*What is expected*:
Reproduce the records below exactly as they are written.

*Records shown*:
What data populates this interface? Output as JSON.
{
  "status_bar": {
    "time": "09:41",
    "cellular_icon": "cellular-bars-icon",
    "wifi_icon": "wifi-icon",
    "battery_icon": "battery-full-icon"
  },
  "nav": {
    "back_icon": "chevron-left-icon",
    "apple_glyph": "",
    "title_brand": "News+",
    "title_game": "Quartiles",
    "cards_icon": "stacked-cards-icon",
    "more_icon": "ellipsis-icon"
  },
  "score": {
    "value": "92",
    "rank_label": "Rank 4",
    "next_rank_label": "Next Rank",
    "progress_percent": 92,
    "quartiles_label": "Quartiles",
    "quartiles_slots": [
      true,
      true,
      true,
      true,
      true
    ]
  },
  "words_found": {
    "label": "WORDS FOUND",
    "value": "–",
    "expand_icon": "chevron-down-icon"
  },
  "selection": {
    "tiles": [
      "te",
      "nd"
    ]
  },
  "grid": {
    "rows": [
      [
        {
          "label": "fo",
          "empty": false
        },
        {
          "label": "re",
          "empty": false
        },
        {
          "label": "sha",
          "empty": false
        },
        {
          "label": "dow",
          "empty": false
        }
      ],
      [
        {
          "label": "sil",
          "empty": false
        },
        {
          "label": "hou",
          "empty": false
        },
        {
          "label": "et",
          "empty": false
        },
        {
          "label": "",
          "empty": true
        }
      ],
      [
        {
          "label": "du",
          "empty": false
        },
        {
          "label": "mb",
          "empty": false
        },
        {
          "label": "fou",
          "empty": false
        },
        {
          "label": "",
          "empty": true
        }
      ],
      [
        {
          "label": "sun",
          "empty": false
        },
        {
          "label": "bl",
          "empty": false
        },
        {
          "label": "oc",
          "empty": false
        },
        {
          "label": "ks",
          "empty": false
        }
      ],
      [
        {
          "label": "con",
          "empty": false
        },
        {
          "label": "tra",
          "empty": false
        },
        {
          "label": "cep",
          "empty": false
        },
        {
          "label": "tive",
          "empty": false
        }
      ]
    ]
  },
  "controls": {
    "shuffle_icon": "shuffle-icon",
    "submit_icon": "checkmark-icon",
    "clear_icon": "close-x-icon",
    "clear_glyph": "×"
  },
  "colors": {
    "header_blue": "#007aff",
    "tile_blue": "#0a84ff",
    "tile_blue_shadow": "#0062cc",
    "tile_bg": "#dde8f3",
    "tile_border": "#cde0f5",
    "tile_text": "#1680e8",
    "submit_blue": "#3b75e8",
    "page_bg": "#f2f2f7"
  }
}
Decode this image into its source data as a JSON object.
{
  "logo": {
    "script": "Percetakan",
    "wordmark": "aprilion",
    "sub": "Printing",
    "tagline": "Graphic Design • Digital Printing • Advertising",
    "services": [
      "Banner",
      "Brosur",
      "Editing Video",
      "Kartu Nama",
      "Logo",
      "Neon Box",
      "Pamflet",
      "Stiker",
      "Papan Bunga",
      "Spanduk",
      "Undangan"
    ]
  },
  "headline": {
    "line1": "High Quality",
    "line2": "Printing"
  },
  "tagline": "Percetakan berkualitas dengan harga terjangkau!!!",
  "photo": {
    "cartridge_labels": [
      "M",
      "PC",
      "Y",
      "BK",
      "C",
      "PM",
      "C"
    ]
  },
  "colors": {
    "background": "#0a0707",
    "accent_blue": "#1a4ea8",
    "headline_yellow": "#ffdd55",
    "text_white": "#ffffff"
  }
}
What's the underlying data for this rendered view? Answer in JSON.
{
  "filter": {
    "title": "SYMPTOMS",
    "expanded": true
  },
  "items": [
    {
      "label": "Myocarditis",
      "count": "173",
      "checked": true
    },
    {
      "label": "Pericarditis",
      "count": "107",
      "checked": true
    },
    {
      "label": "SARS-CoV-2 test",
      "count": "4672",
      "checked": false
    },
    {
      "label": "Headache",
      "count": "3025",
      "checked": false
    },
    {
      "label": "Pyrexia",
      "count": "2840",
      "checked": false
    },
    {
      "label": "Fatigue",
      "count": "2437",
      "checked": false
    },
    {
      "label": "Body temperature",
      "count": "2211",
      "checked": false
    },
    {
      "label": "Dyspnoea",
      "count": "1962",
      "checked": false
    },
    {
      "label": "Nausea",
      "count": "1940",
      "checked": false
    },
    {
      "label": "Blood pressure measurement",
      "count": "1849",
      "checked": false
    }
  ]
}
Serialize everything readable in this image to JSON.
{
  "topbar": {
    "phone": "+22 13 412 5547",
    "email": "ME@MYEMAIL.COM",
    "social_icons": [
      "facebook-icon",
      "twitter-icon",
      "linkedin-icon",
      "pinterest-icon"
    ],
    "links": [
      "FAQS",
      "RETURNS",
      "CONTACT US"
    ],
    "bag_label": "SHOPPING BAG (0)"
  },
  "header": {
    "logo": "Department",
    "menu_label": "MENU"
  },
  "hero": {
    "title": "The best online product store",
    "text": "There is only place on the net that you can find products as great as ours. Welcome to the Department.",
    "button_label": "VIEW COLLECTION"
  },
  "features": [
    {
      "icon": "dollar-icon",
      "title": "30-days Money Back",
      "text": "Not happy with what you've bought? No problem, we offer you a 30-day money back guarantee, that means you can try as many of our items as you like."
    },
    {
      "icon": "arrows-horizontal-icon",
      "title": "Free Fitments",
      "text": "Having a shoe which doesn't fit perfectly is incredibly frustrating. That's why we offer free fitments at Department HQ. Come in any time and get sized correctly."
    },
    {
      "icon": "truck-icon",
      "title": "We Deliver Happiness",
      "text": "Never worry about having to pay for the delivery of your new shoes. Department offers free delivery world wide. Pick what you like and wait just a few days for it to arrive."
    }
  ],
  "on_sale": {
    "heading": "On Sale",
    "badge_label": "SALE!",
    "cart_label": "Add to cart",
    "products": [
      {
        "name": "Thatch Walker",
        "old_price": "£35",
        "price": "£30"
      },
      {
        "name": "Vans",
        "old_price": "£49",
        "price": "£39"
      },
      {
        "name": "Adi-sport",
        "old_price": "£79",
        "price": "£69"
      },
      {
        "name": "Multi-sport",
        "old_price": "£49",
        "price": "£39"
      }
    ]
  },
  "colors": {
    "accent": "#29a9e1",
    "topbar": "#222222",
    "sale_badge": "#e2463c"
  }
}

*Answer to this task*:
What data populates this interface? Output as JSON.
{
  "status_bar": {
    "time": "09:41",
    "cellular_icon": "cellular-bars-icon",
    "wifi_icon": "wifi-icon",
    "battery_icon": "battery-full-icon"
  },
  "nav": {
    "back_icon": "chevron-left-icon",
    "apple_glyph": "",
    "title_brand": "News+",
    "title_game": "Quartiles",
    "cards_icon": "stacked-cards-icon",
    "more_icon": "ellipsis-icon"
  },
  "score": {
    "value": "92",
    "rank_label": "Rank 4",
    "next_rank_label": "Next Rank",
    "progress_percent": 92,
    "quartiles_label": "Quartiles",
    "quartiles_slots": [
      true,
      true,
      true,
      true,
      true
    ]
  },
  "words_found": {
    "label": "WORDS FOUND",
    "value": "–",
    "expand_icon": "chevron-down-icon"
  },
  "selection": {
    "tiles": [
      "te",
      "nd"
    ]
  },
  "grid": {
    "rows": [
      [
        {
          "label": "fo",
          "empty": false
        },
        {
          "label": "re",
          "empty": false
        },
        {
          "label": "sha",
          "empty": false
        },
        {
          "label": "dow",
          "empty": false
        }
      ],
      [
        {
          "label": "sil",
          "empty": false
        },
        {
          "label": "hou",
          "empty": false
        },
        {
          "label": "et",
          "empty": false
        },
        {
          "label": "",
          "empty": true
        }
      ],
      [
        {
          "label": "du",
          "empty": false
        },
        {
          "label": "mb",
          "empty": false
        },
        {
          "label": "fou",
          "empty": false
        },
        {
          "label": "",
          "empty": true
        }
      ],
      [
        {
          "label": "sun",
          "empty": false
        },
        {
          "label": "bl",
          "empty": false
        },
        {
          "label": "oc",
          "empty": false
        },
        {
          "label": "ks",
          "empty": false
        }
      ],
      [
        {
          "label": "con",
          "empty": false
        },
        {
          "label": "tra",
          "empty": false
        },
        {
          "label": "cep",
          "empty": false
        },
        {
          "label": "tive",
          "empty": false
        }
      ]
    ]
  },
  "controls": {
    "shuffle_icon": "shuffle-icon",
    "submit_icon": "checkmark-icon",
    "clear_icon": "close-x-icon",
    "clear_glyph": "×"
  },
  "colors": {
    "header_blue": "#007aff",
    "tile_blue": "#0a84ff",
    "tile_blue_shadow": "#0062cc",
    "tile_bg": "#dde8f3",
    "tile_border": "#cde0f5",
    "tile_text": "#1680e8",
    "submit_blue": "#3b75e8",
    "page_bg": "#f2f2f7"
  }
}
Decode this image into its source data as a JSON object.
{
  "logo": {
    "script": "Percetakan",
    "wordmark": "aprilion",
    "sub": "Printing",
    "tagline": "Graphic Design • Digital Printing • Advertising",
    "services": [
      "Banner",
      "Brosur",
      "Editing Video",
      "Kartu Nama",
      "Logo",
      "Neon Box",
      "Pamflet",
      "Stiker",
      "Papan Bunga",
      "Spanduk",
      "Undangan"
    ]
  },
  "headline": {
    "line1": "High Quality",
    "line2": "Printing"
  },
  "tagline": "Percetakan berkualitas dengan harga terjangkau!!!",
  "photo": {
    "cartridge_labels": [
      "M",
      "PC",
      "Y",
      "BK",
      "C",
      "PM",
      "C"
    ]
  },
  "colors": {
    "background": "#0a0707",
    "accent_blue": "#1a4ea8",
    "headline_yellow": "#ffdd55",
    "text_white": "#ffffff"
  }
}
What's the underlying data for this rendered view? Answer in JSON.
{
  "filter": {
    "title": "SYMPTOMS",
    "expanded": true
  },
  "items": [
    {
      "label": "Myocarditis",
      "count": "173",
      "checked": true
    },
    {
      "label": "Pericarditis",
      "count": "107",
      "checked": true
    },
    {
      "label": "SARS-CoV-2 test",
      "count": "4672",
      "checked": false
    },
    {
      "label": "Headache",
      "count": "3025",
      "checked": false
    },
    {
      "label": "Pyrexia",
      "count": "2840",
      "checked": false
    },
    {
      "label": "Fatigue",
      "count": "2437",
      "checked": false
    },
    {
      "label": "Body temperature",
      "count": "2211",
      "checked": false
    },
    {
      "label": "Dyspnoea",
      "count": "1962",
      "checked": false
    },
    {
      "label": "Nausea",
      "count": "1940",
      "checked": false
    },
    {
      "label": "Blood pressure measurement",
      "count": "1849",
      "checked": false
    }
  ]
}
Serialize everything readable in this image to JSON.
{
  "topbar": {
    "phone": "+22 13 412 5547",
    "email": "ME@MYEMAIL.COM",
    "social_icons": [
      "facebook-icon",
      "twitter-icon",
      "linkedin-icon",
      "pinterest-icon"
    ],
    "links": [
      "FAQS",
      "RETURNS",
      "CONTACT US"
    ],
    "bag_label": "SHOPPING BAG (0)"
  },
  "header": {
    "logo": "Department",
    "menu_label": "MENU"
  },
  "hero": {
    "title": "The best online product store",
    "text": "There is only place on the net that you can find products as great as ours. Welcome to the Department.",
    "button_label": "VIEW COLLECTION"
  },
  "features": [
    {
      "icon": "dollar-icon",
      "title": "30-days Money Back",
      "text": "Not happy with what you've bought? No problem, we offer you a 30-day money back guarantee, that means you can try as many of our items as you like."
    },
    {
      "icon": "arrows-horizontal-icon",
      "title": "Free Fitments",
      "text": "Having a shoe which doesn't fit perfectly is incredibly frustrating. That's why we offer free fitments at Department HQ. Come in any time and get sized correctly."
    },
    {
      "icon": "truck-icon",
      "title": "We Deliver Happiness",
      "text": "Never worry about having to pay for the delivery of your new shoes. Department offers free delivery world wide. Pick what you like and wait just a few days for it to arrive."
    }
  ],
  "on_sale": {
    "heading": "On Sale",
    "badge_label": "SALE!",
    "cart_label": "Add to cart",
    "products": [
      {
        "name": "Thatch Walker",
        "old_price": "£35",
        "price": "£30"
      },
      {
        "name": "Vans",
        "old_price": "£49",
        "price": "£39"
      },
      {
        "name": "Adi-sport",
        "old_price": "£79",
        "price": "£69"
      },
      {
        "name": "Multi-sport",
        "old_price": "£49",
        "price": "£39"
      }
    ]
  },
  "colors": {
    "accent": "#29a9e1",
    "topbar": "#222222",
    "sale_badge": "#e2463c"
  }
}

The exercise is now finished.